And don’t forget that conferences and conventions provide some of the best places to gather the information you need to get your book and your business off the ground. For example, by attending the San Francisco Writer’s Conference (February 13-17, 2014) you can gain most of the information you need to write, publish, and promote your book—and start your business (including a website). You also can attend online marketing or blogging conferences.
4. You Need a Plan
I don’t know if Gwen had a business plan. You need one, though, and it should the steps it would require to get to a specific income level where, like her, you can feel comfortably saying, “I quit”—even if you don’t do it on national television.
Before you spend time and creative energy writing a book, create a business plan for that book—and for yourself—so you know what steps you need to take to reach your goal. The best template for this is based on a nonfiction book proposal (no matter how you plan to publish).
The process of creating a business plan helps you evaluate your book’s marketability. With this information, you can angle your book so it has the largest target market and the highest likelihood of success in its category. You business plan also can include goals for such things as income per year, book sales, products and services to create, and additional books you want to write and publish.
Even if you don’t think you will ever open a business and you just want to write a nonfiction book, keep in mind that you do go into business when your book is released—the business of selling books. As an independent publisher, you start a publishing company. If you traditionally publish, you enter into a partnership with a venture capital partner—your publisher. In both cases, a business plan is necessary, and it should include a separate plan detailing how you will sell your books.
(For more information on how to create a business plan for your book, check out my new book or register for my upcoming three-hour workshop, Prepping Your Idea And Yourself For Success: 9 Steps for Developing a Winning Business Plan for Your Book, at the San Francisco Writer’s Conference on February 13, 2014. You don’t have to attend the conference to register.)
5. You Need a Book That Showcases Your Expertise
I have to admit that Gwen inspired me. Her story is the classic American Dream. Beyond the fact that she followed her heart and created a business about which she feels passionate, she’s also becoming an authority on puppetry. Want to know why I think so? Watch this video:

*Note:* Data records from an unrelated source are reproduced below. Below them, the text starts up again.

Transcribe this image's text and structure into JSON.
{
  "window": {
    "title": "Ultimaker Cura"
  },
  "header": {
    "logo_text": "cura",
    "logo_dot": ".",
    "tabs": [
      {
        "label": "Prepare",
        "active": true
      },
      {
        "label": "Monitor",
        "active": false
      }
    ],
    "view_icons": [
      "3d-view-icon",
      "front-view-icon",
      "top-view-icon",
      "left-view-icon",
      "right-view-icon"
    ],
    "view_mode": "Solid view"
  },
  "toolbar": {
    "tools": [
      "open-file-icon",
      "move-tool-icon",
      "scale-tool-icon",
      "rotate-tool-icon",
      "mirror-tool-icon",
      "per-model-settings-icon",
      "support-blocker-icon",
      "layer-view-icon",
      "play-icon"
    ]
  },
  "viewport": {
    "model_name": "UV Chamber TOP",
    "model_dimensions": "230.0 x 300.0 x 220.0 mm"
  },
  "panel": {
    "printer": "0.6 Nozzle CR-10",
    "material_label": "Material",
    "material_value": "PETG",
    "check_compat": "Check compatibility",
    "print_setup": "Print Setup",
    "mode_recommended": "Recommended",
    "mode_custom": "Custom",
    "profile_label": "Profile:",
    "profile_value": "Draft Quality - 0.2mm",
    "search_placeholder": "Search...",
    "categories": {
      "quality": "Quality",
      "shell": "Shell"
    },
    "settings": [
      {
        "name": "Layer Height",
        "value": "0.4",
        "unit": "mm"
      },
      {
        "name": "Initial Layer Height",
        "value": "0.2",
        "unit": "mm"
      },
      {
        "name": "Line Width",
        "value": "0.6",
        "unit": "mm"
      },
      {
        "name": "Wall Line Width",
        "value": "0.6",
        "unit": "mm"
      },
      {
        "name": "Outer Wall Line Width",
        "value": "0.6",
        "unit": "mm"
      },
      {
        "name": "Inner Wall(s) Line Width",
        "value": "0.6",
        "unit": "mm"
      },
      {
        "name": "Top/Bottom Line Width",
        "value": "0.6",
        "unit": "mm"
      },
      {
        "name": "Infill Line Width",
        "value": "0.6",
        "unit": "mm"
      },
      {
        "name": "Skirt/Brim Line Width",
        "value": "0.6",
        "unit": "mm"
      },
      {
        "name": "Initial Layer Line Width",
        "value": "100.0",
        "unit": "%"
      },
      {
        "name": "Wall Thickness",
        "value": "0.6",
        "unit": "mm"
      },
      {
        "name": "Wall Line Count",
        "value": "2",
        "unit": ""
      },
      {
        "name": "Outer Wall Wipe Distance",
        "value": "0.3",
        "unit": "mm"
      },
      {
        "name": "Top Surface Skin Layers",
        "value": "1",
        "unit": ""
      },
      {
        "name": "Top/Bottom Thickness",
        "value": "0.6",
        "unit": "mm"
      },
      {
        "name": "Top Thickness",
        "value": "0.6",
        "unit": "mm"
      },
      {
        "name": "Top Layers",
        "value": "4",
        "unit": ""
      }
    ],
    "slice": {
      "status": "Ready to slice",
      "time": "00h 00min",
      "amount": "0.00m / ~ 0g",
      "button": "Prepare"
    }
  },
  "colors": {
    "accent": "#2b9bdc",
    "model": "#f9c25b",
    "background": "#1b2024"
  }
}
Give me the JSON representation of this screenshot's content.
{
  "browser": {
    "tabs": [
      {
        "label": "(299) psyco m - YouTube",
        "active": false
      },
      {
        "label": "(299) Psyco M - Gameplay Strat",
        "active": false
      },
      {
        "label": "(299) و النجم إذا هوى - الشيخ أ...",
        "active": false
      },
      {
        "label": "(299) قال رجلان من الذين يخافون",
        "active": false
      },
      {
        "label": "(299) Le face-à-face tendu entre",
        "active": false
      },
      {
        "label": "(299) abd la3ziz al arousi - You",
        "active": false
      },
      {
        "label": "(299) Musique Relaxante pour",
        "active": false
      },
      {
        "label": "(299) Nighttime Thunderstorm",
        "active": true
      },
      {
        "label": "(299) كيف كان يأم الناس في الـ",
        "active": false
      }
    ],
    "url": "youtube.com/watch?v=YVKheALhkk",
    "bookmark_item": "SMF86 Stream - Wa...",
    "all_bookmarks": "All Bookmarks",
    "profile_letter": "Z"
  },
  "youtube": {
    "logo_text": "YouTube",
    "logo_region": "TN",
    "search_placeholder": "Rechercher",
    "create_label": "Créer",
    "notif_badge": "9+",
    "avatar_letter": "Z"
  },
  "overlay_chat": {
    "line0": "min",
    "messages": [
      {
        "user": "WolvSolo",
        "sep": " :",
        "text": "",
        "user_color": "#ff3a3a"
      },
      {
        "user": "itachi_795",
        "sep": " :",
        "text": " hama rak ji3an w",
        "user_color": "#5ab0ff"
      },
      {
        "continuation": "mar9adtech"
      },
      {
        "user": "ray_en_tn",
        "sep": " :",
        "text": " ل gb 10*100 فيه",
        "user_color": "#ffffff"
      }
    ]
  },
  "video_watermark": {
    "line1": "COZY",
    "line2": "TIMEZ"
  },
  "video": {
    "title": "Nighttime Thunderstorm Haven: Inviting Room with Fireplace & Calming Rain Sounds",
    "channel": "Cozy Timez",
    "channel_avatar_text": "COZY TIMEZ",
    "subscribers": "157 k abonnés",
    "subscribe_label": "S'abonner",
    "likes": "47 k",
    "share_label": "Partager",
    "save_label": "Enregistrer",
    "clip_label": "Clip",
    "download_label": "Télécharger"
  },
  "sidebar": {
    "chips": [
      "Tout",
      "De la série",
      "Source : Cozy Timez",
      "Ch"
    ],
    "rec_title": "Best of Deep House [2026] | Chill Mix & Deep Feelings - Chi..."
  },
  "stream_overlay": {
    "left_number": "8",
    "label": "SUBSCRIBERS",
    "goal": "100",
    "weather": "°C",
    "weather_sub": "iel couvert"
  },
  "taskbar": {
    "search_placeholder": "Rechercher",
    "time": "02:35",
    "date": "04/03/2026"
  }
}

That’s an expert speaking. And Gwen could continue enhancing her expert status.
If Gwen came to see me for a consult, I’d tell her she’s missing one big piece to her business: a book. A book would increase her expert status. Here are just a few books she might write.
- How To Make Unique Puppets Kids Love
- How To Create An Puppet Shows That Engage Audiences Every Time
- XX Steps For Creating A Business You Love So You Can Quit Your Job
Gwen could also blog a book. She’s got a blog on her website, but it’s only got one post. Even blogging consistently without the intent of blogging a book would increase her authority.
If you have a dream business you’d love to start, follow Gwen’s example. Have the chutzpah to move toward your goal. Create your business, and write a book to support it. Or do it in the opposite order: Write your book, and create a business to support it. If you want to gain the tools to do so, register for the San Francisco Writer’s Conference, February 13-17, 2014. It’s the place to be for business-minded aspiring and published authors.
Image credit: iqoncept / 123RF Stock Photo